This article is part of Wellesley Hills Financial’s Market Movements series, found in our weekly newsletter.
Deutsche Bank announced a joint venture (JV) with Fiserv Monday, June 21, signaling a revival of Deutsche’s merchant services business. The bank had exited the merchant services space in 2012, following the divestment of Deutsche Card Services to EVO Payments. At the time of the divestment, Deutsche was still reeling from the global financial crisis and was desperate to bolster shareholder value. Fast forward to 2021, the merchant services industry can no longer be ignored by any large bank. COVID-19 accelerated the global transition away from cash, and an unprecedented rate of brick-and-mortar closures forced late adopters to eCommerce.
Deutsche Bank’s decision to re-enter the payment space via a JV is of little surprise. After the financial crisis, European banks never recovered their prior form leaving most of the continent’s banks without the resources necessary to develop the technology internally (Deutsche Bank, which has paid over $18 billion in fines since 2008, is certainly not the exception). Barring organic development, Deutsche had two options left: acquisition or joint venture. Deutsche had attempted to acquire Wirecard assets out of bankruptcy last year; however, after a run-up on the asset’s sale price, valuations proved to be too rich to enter the space via acquisition, leaving a JV as Deutsche’s best option.
Pending regulatory approval, the JV will enable Deutsche to provide merchant services to its German customers, in addition to the host of pre-existing banking solutions that the European Financial Institution already has. Integration of the two firms’ technologies is expected to simplify the payments and banking ecosystem for SMB merchants, enabling them to avoid multiple contracts with a variety of payment providers.
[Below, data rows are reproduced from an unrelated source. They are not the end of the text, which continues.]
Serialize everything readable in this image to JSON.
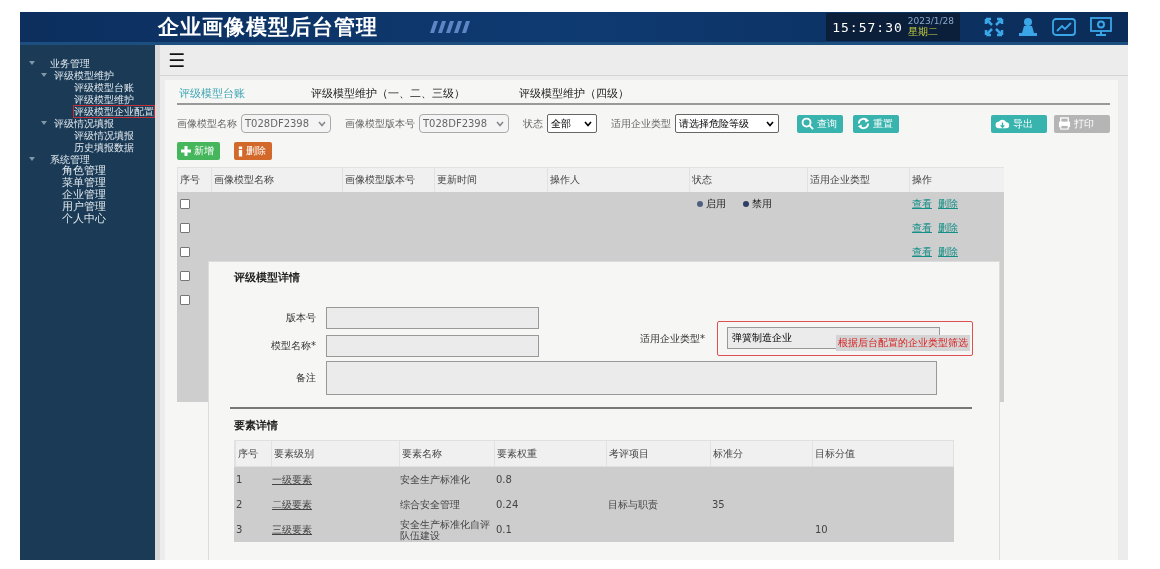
{
  "header": {
    "title": "企业画像模型后台管理",
    "clock": {
      "time": "15:57:30",
      "date": "2023/1/28",
      "weekday": "星期二"
    }
  },
  "sidebar": {
    "items": [
      {
        "label": "业务管理",
        "expanded": true,
        "selected": false,
        "children": [
          {
            "label": "评级模型维护",
            "expanded": true,
            "selected": false,
            "children": [
              {
                "label": "评级模型台账",
                "selected": false
              },
              {
                "label": "评级模型维护",
                "selected": false
              },
              {
                "label": "评级模型企业配置",
                "selected": true
              }
            ]
          },
          {
            "label": "评级情况填报",
            "expanded": true,
            "selected": false,
            "children": [
              {
                "label": "评级情况填报",
                "selected": false
              },
              {
                "label": "历史填报数据",
                "selected": false
              }
            ]
          }
        ]
      },
      {
        "label": "系统管理",
        "expanded": true,
        "selected": false,
        "children": [
          {
            "label": "角色管理",
            "selected": false
          },
          {
            "label": "菜单管理",
            "selected": false
          },
          {
            "label": "企业管理",
            "selected": false
          },
          {
            "label": "用户管理",
            "selected": false
          },
          {
            "label": "个人中心",
            "selected": false
          }
        ]
      }
    ]
  },
  "menu_toggle": "☰",
  "tabs": [
    {
      "label": "评级模型台账",
      "selected": true
    },
    {
      "label": "评级模型维护（一、二、三级）",
      "selected": false
    },
    {
      "label": "评级模型维护（四级）",
      "selected": false
    }
  ],
  "filters": [
    {
      "label": "画像模型名称",
      "value": "T028DF2398",
      "disabled": true
    },
    {
      "label": "画像模型版本号",
      "value": "T028DF2398",
      "disabled": true
    },
    {
      "label": "状态",
      "value": "全部",
      "disabled": false
    },
    {
      "label": "适用企业类型",
      "value": "请选择危险等级",
      "disabled": false
    }
  ],
  "toolbar": [
    {
      "kind": "search",
      "label": "查询",
      "disabled": false
    },
    {
      "kind": "reset",
      "label": "重置",
      "disabled": false
    },
    {
      "kind": "export",
      "label": "导出",
      "disabled": false
    },
    {
      "kind": "print",
      "label": "打印",
      "disabled": true
    }
  ],
  "actions": [
    {
      "kind": "add",
      "label": "新增"
    },
    {
      "kind": "delete",
      "label": "删除"
    }
  ],
  "table": {
    "columns": [
      "序号",
      "画像模型名称",
      "画像模型版本号",
      "更新时间",
      "操作人",
      "状态",
      "适用企业类型",
      "操作"
    ],
    "rows": [
      {
        "checked": false,
        "status": [
          {
            "label": "启用",
            "color": "#4e5f80"
          },
          {
            "label": "禁用",
            "color": "#2c3d66"
          }
        ],
        "ops": [
          "查看",
          "删除"
        ]
      },
      {
        "checked": false,
        "ops": [
          "查看",
          "删除"
        ]
      },
      {
        "checked": false,
        "ops": [
          "查看",
          "删除"
        ]
      },
      {
        "checked": false
      },
      {
        "checked": false
      }
    ]
  },
  "dialog": {
    "title": "评级模型详情",
    "fields": [
      {
        "label": "版本号"
      },
      {
        "label": "模型名称*"
      }
    ],
    "type_field": {
      "label": "适用企业类型*",
      "value": "弹簧制造企业",
      "note": "根据后台配置的企业类型筛选"
    },
    "remark": {
      "label": "备注"
    },
    "section": "要素详情",
    "columns": [
      "序号",
      "要素级别",
      "要素名称",
      "要素权重",
      "考评项目",
      "标准分",
      "目标分值"
    ],
    "rows": [
      [
        "1",
        "一级要素",
        "安全生产标准化",
        "0.8",
        "",
        "",
        ""
      ],
      [
        "2",
        "二级要素",
        "综合安全管理",
        "0.24",
        "目标与职责",
        "35",
        ""
      ],
      [
        "3",
        "三级要素",
        "安全生产标准化自评队伍建设",
        "0.1",
        "",
        "",
        "10"
      ]
    ]
  }
}
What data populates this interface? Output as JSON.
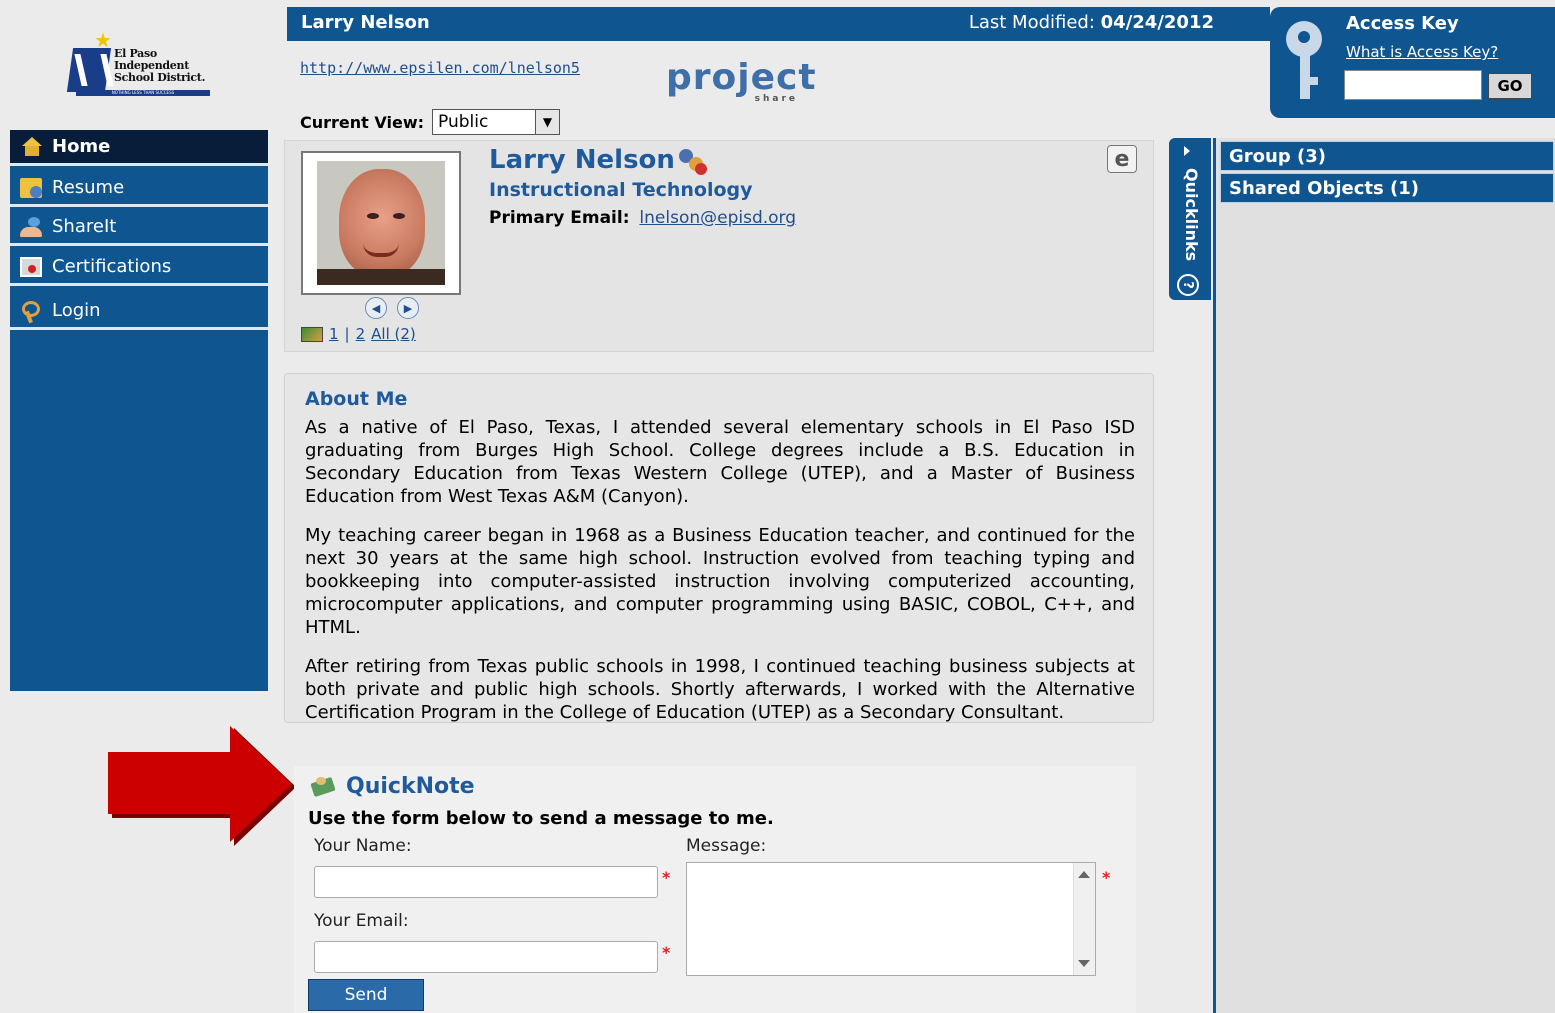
{
  "logo": {
    "lines": [
      "El Paso",
      "Independent",
      "School District."
    ],
    "tagline": "NOTHING LESS THAN SUCCESS"
  },
  "nav": {
    "items": [
      {
        "label": "Home",
        "icon": "home-icon",
        "active": true
      },
      {
        "label": "Resume",
        "icon": "resume-icon"
      },
      {
        "label": "ShareIt",
        "icon": "share-icon"
      },
      {
        "label": "Certifications",
        "icon": "certificate-icon"
      },
      {
        "label": "Login",
        "icon": "key-icon"
      }
    ]
  },
  "header": {
    "name": "Larry Nelson",
    "modified_label": "Last Modified:",
    "modified_date": "04/24/2012",
    "url": "http://www.epsilen.com/lnelson5",
    "brand_word": "project",
    "brand_sub": "share",
    "view_label": "Current View:",
    "view_value": "Public"
  },
  "access": {
    "title": "Access Key",
    "what_link": "What is Access Key?",
    "go_label": "GO"
  },
  "profile": {
    "name": "Larry Nelson",
    "department": "Instructional Technology",
    "email_label": "Primary Email:",
    "email": "lnelson@episd.org",
    "pager_sep": "|",
    "pages": [
      "1",
      "2"
    ],
    "all_label": "All (2)",
    "e_button": "e"
  },
  "quicklinks": {
    "label": "Quicklinks",
    "help": "?"
  },
  "right": {
    "group_label": "Group (3)",
    "shared_label": "Shared Objects (1)"
  },
  "about": {
    "title": "About Me",
    "paragraphs": [
      "As a native of El Paso, Texas, I attended several elementary schools in El Paso ISD graduating from Burges High School.  College degrees include a B.S. Education in Secondary Education from Texas Western College (UTEP), and a Master of Business Education from West Texas A&M (Canyon).",
      "My teaching career began in 1968 as a Business Education teacher, and continued for the next 30 years at the same high school. Instruction evolved from teaching typing and bookkeeping into computer-assisted instruction involving computerized accounting, microcomputer applications, and computer programming using BASIC, COBOL, C++, and HTML.",
      "After retiring from Texas public schools in 1998, I continued teaching business subjects at both private and public high schools.  Shortly afterwards, I worked with the Alternative Certification Program in the College of Education (UTEP) as a Secondary Consultant."
    ]
  },
  "quicknote": {
    "title": "QuickNote",
    "description": "Use the form below to send a message to me.",
    "name_label": "Your Name:",
    "email_label": "Your Email:",
    "message_label": "Message:",
    "required_mark": "*",
    "send_label": "Send",
    "name_value": "",
    "email_value": "",
    "message_value": ""
  },
  "colors": {
    "brand_blue": "#0f5590",
    "nav_active": "#071d3a",
    "link_blue": "#1f5a9c",
    "arrow_red": "#cc0000",
    "required_red": "#e02020"
  }
}
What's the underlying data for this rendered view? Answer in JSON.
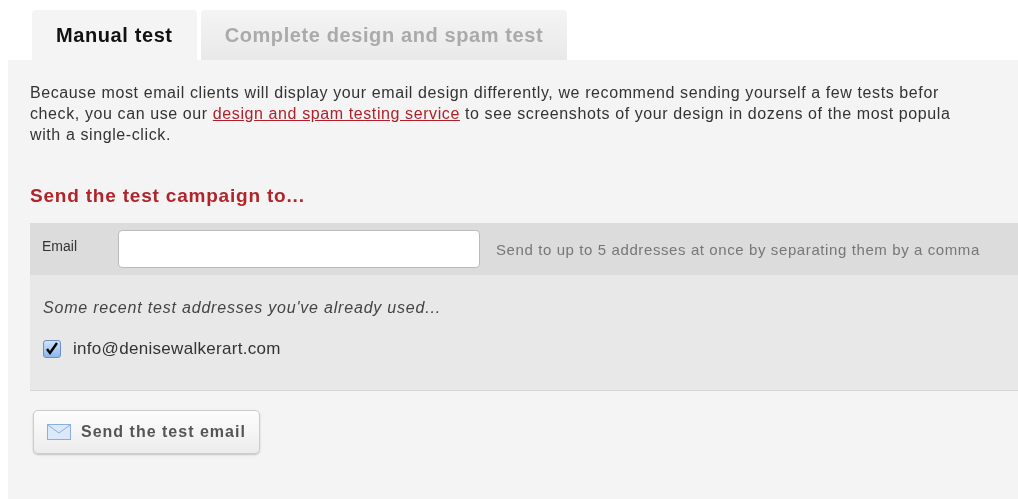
{
  "tabs": [
    {
      "label": "Manual test",
      "selected": true
    },
    {
      "label": "Complete design and spam test",
      "selected": false
    }
  ],
  "intro": {
    "line_1": "Because most email clients will display your email design differently, we recommend sending yourself a few tests befor",
    "line_2_before_link": "check, you can use our",
    "link": "design and spam testing service",
    "line_2_after_link": "to see screenshots of your design in dozens of the most popula",
    "line_3": "with a single-click."
  },
  "heading": "Send the test campaign to...",
  "email": {
    "label": "Email",
    "hint": "Send to up to 5 addresses at once by separating them by a comma"
  },
  "recent": {
    "title": "Some recent test addresses you've already used...",
    "addresses": [
      {
        "address": "info@denisewalkerart.com",
        "checked": true
      }
    ]
  },
  "send_button": "Send the test email"
}
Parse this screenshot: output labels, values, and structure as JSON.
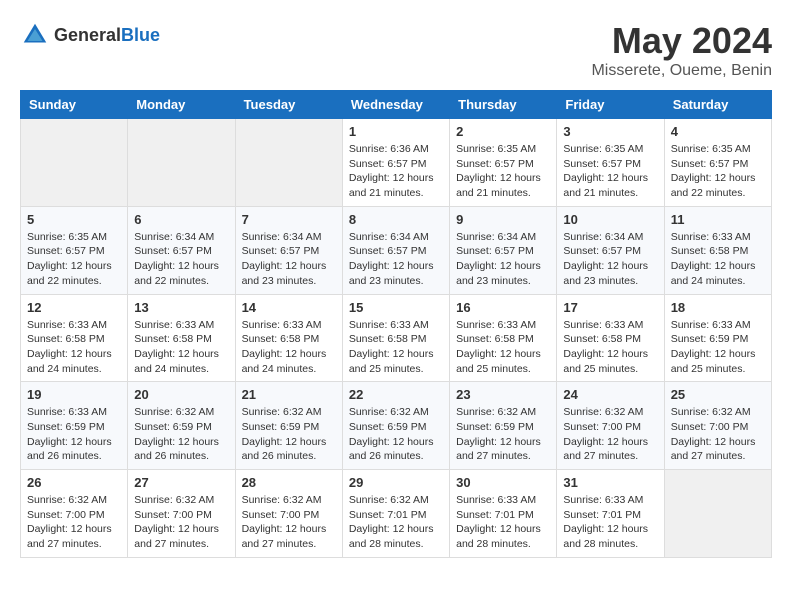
{
  "header": {
    "logo_general": "General",
    "logo_blue": "Blue",
    "month_year": "May 2024",
    "location": "Misserete, Oueme, Benin"
  },
  "days_of_week": [
    "Sunday",
    "Monday",
    "Tuesday",
    "Wednesday",
    "Thursday",
    "Friday",
    "Saturday"
  ],
  "weeks": [
    [
      {
        "day": "",
        "info": ""
      },
      {
        "day": "",
        "info": ""
      },
      {
        "day": "",
        "info": ""
      },
      {
        "day": "1",
        "info": "Sunrise: 6:36 AM\nSunset: 6:57 PM\nDaylight: 12 hours\nand 21 minutes."
      },
      {
        "day": "2",
        "info": "Sunrise: 6:35 AM\nSunset: 6:57 PM\nDaylight: 12 hours\nand 21 minutes."
      },
      {
        "day": "3",
        "info": "Sunrise: 6:35 AM\nSunset: 6:57 PM\nDaylight: 12 hours\nand 21 minutes."
      },
      {
        "day": "4",
        "info": "Sunrise: 6:35 AM\nSunset: 6:57 PM\nDaylight: 12 hours\nand 22 minutes."
      }
    ],
    [
      {
        "day": "5",
        "info": "Sunrise: 6:35 AM\nSunset: 6:57 PM\nDaylight: 12 hours\nand 22 minutes."
      },
      {
        "day": "6",
        "info": "Sunrise: 6:34 AM\nSunset: 6:57 PM\nDaylight: 12 hours\nand 22 minutes."
      },
      {
        "day": "7",
        "info": "Sunrise: 6:34 AM\nSunset: 6:57 PM\nDaylight: 12 hours\nand 23 minutes."
      },
      {
        "day": "8",
        "info": "Sunrise: 6:34 AM\nSunset: 6:57 PM\nDaylight: 12 hours\nand 23 minutes."
      },
      {
        "day": "9",
        "info": "Sunrise: 6:34 AM\nSunset: 6:57 PM\nDaylight: 12 hours\nand 23 minutes."
      },
      {
        "day": "10",
        "info": "Sunrise: 6:34 AM\nSunset: 6:57 PM\nDaylight: 12 hours\nand 23 minutes."
      },
      {
        "day": "11",
        "info": "Sunrise: 6:33 AM\nSunset: 6:58 PM\nDaylight: 12 hours\nand 24 minutes."
      }
    ],
    [
      {
        "day": "12",
        "info": "Sunrise: 6:33 AM\nSunset: 6:58 PM\nDaylight: 12 hours\nand 24 minutes."
      },
      {
        "day": "13",
        "info": "Sunrise: 6:33 AM\nSunset: 6:58 PM\nDaylight: 12 hours\nand 24 minutes."
      },
      {
        "day": "14",
        "info": "Sunrise: 6:33 AM\nSunset: 6:58 PM\nDaylight: 12 hours\nand 24 minutes."
      },
      {
        "day": "15",
        "info": "Sunrise: 6:33 AM\nSunset: 6:58 PM\nDaylight: 12 hours\nand 25 minutes."
      },
      {
        "day": "16",
        "info": "Sunrise: 6:33 AM\nSunset: 6:58 PM\nDaylight: 12 hours\nand 25 minutes."
      },
      {
        "day": "17",
        "info": "Sunrise: 6:33 AM\nSunset: 6:58 PM\nDaylight: 12 hours\nand 25 minutes."
      },
      {
        "day": "18",
        "info": "Sunrise: 6:33 AM\nSunset: 6:59 PM\nDaylight: 12 hours\nand 25 minutes."
      }
    ],
    [
      {
        "day": "19",
        "info": "Sunrise: 6:33 AM\nSunset: 6:59 PM\nDaylight: 12 hours\nand 26 minutes."
      },
      {
        "day": "20",
        "info": "Sunrise: 6:32 AM\nSunset: 6:59 PM\nDaylight: 12 hours\nand 26 minutes."
      },
      {
        "day": "21",
        "info": "Sunrise: 6:32 AM\nSunset: 6:59 PM\nDaylight: 12 hours\nand 26 minutes."
      },
      {
        "day": "22",
        "info": "Sunrise: 6:32 AM\nSunset: 6:59 PM\nDaylight: 12 hours\nand 26 minutes."
      },
      {
        "day": "23",
        "info": "Sunrise: 6:32 AM\nSunset: 6:59 PM\nDaylight: 12 hours\nand 27 minutes."
      },
      {
        "day": "24",
        "info": "Sunrise: 6:32 AM\nSunset: 7:00 PM\nDaylight: 12 hours\nand 27 minutes."
      },
      {
        "day": "25",
        "info": "Sunrise: 6:32 AM\nSunset: 7:00 PM\nDaylight: 12 hours\nand 27 minutes."
      }
    ],
    [
      {
        "day": "26",
        "info": "Sunrise: 6:32 AM\nSunset: 7:00 PM\nDaylight: 12 hours\nand 27 minutes."
      },
      {
        "day": "27",
        "info": "Sunrise: 6:32 AM\nSunset: 7:00 PM\nDaylight: 12 hours\nand 27 minutes."
      },
      {
        "day": "28",
        "info": "Sunrise: 6:32 AM\nSunset: 7:00 PM\nDaylight: 12 hours\nand 27 minutes."
      },
      {
        "day": "29",
        "info": "Sunrise: 6:32 AM\nSunset: 7:01 PM\nDaylight: 12 hours\nand 28 minutes."
      },
      {
        "day": "30",
        "info": "Sunrise: 6:33 AM\nSunset: 7:01 PM\nDaylight: 12 hours\nand 28 minutes."
      },
      {
        "day": "31",
        "info": "Sunrise: 6:33 AM\nSunset: 7:01 PM\nDaylight: 12 hours\nand 28 minutes."
      },
      {
        "day": "",
        "info": ""
      }
    ]
  ]
}
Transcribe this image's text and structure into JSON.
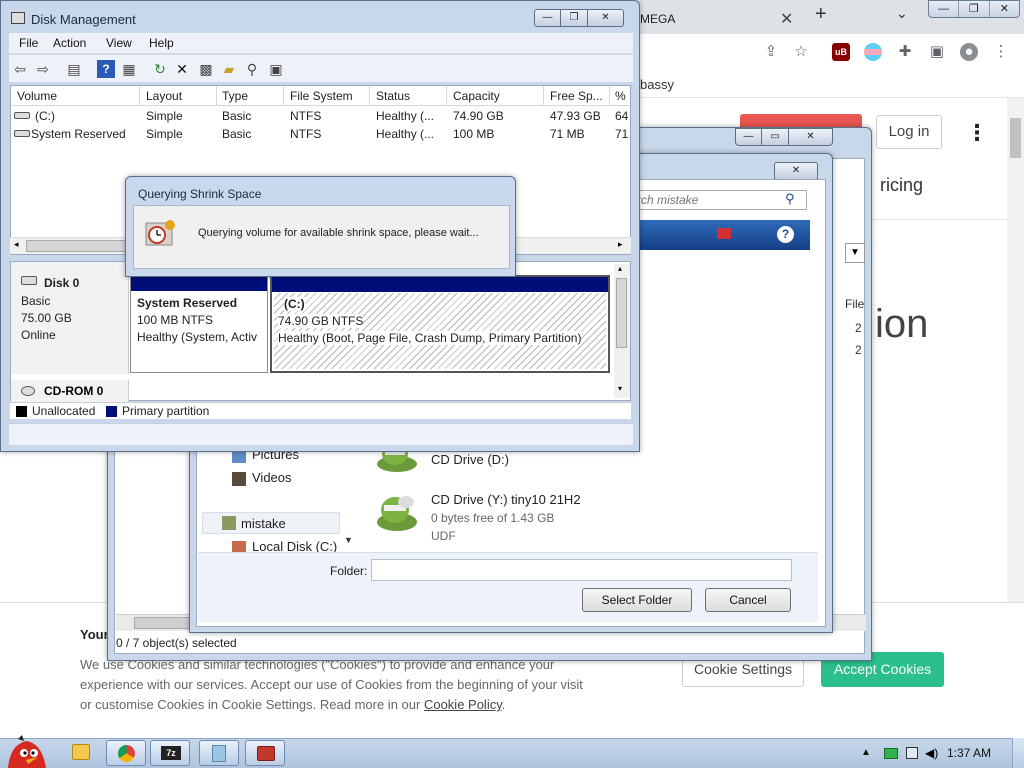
{
  "chrome": {
    "tab_title": "MEGA",
    "tab_close": "✕",
    "new_tab": "+",
    "tab_search": "⌄",
    "win_buttons": [
      "—",
      "❐",
      "✕"
    ],
    "bookmark_text": "bassy",
    "login": "Log in",
    "kebab": "⋮",
    "pricing": "ricing",
    "big_text": "ion",
    "file_col": "File",
    "file_val1": "2",
    "file_val2": "2",
    "cookie": {
      "title": "Your",
      "text_line1": "We use Cookies and similar technologies (\"Cookies\") to provide and enhance your",
      "text_line2": "experience with our services. Accept our use of Cookies from the beginning of your visit",
      "text_line3": "or customise Cookies in Cookie Settings. Read more in our",
      "link": "Cookie Policy",
      "link_suffix": ".",
      "settings_button": "Cookie Settings",
      "accept_button": "Accept Cookies"
    }
  },
  "explorer": {
    "status": "0 / 7 object(s) selected"
  },
  "folder_dialog": {
    "search_placeholder": "rch mistake",
    "nav_items": [
      "Pictures",
      "Videos",
      "mistake",
      "Local Disk (C:)"
    ],
    "drives": [
      {
        "name": "CD Drive (D:)",
        "sub1": "",
        "sub2": ""
      },
      {
        "name": "CD Drive (Y:) tiny10 21H2",
        "sub1": "0 bytes free of 1.43 GB",
        "sub2": "UDF"
      }
    ],
    "folder_label": "Folder:",
    "folder_value": "",
    "select_button": "Select Folder",
    "cancel_button": "Cancel"
  },
  "disk_management": {
    "title": "Disk Management",
    "menu": [
      "File",
      "Action",
      "View",
      "Help"
    ],
    "columns": [
      "Volume",
      "Layout",
      "Type",
      "File System",
      "Status",
      "Capacity",
      "Free Sp...",
      "%"
    ],
    "rows": [
      [
        "(C:)",
        "Simple",
        "Basic",
        "NTFS",
        "Healthy (...",
        "74.90 GB",
        "47.93 GB",
        "64"
      ],
      [
        "System Reserved",
        "Simple",
        "Basic",
        "NTFS",
        "Healthy (...",
        "100 MB",
        "71 MB",
        "71"
      ]
    ],
    "disk0": {
      "name": "Disk 0",
      "type": "Basic",
      "size": "75.00 GB",
      "state": "Online"
    },
    "partitions": [
      {
        "name": "System Reserved",
        "size": "100 MB NTFS",
        "status": "Healthy (System, Activ"
      },
      {
        "name": "(C:)",
        "size": "74.90 GB NTFS",
        "status": "Healthy (Boot, Page File, Crash Dump, Primary Partition)"
      }
    ],
    "cdrom": "CD-ROM 0",
    "legend": [
      {
        "label": "Unallocated",
        "color": "#000000"
      },
      {
        "label": "Primary partition",
        "color": "#000e7a"
      }
    ]
  },
  "query_dialog": {
    "title": "Querying Shrink Space",
    "message": "Querying volume for available shrink space, please wait..."
  },
  "taskbar": {
    "tray_up": "▲",
    "time": "1:37 AM"
  },
  "colors": {
    "accent_red": "#e8564f",
    "accept_green": "#2bbf8c",
    "partition_blue": "#000e7a"
  }
}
The combined entity will be uniquely positioned to offer end-to-end financial services to Deutsche’s 800,000 SME customers, along with future non-banking clients.
Fiserv’s rationale for entering into this JV is likely driven by its desire to diversify revenue streams internationally. For FY 2020, only 13% of Fiserv’s revenue was generated outside of the U.S. Further, the German market (and Europe at large) is lagging behind the United States in card payment usage. Being historically austere-minded, German citizens used cash for approximately 41% of all purchases in 2020, signifying considerable growth potential for the payment space in the near term as card usage picks up.
Given Deutsche’s existing penetration within the market, along with the capabilities of Fiserv’s Clover Platform, this new joint venture is likely a force to be reckoned with. However, given Deutsche’s back-and-forth on the payments space in the past decade, this JV is as much a step forward as a reminder of past mistakes.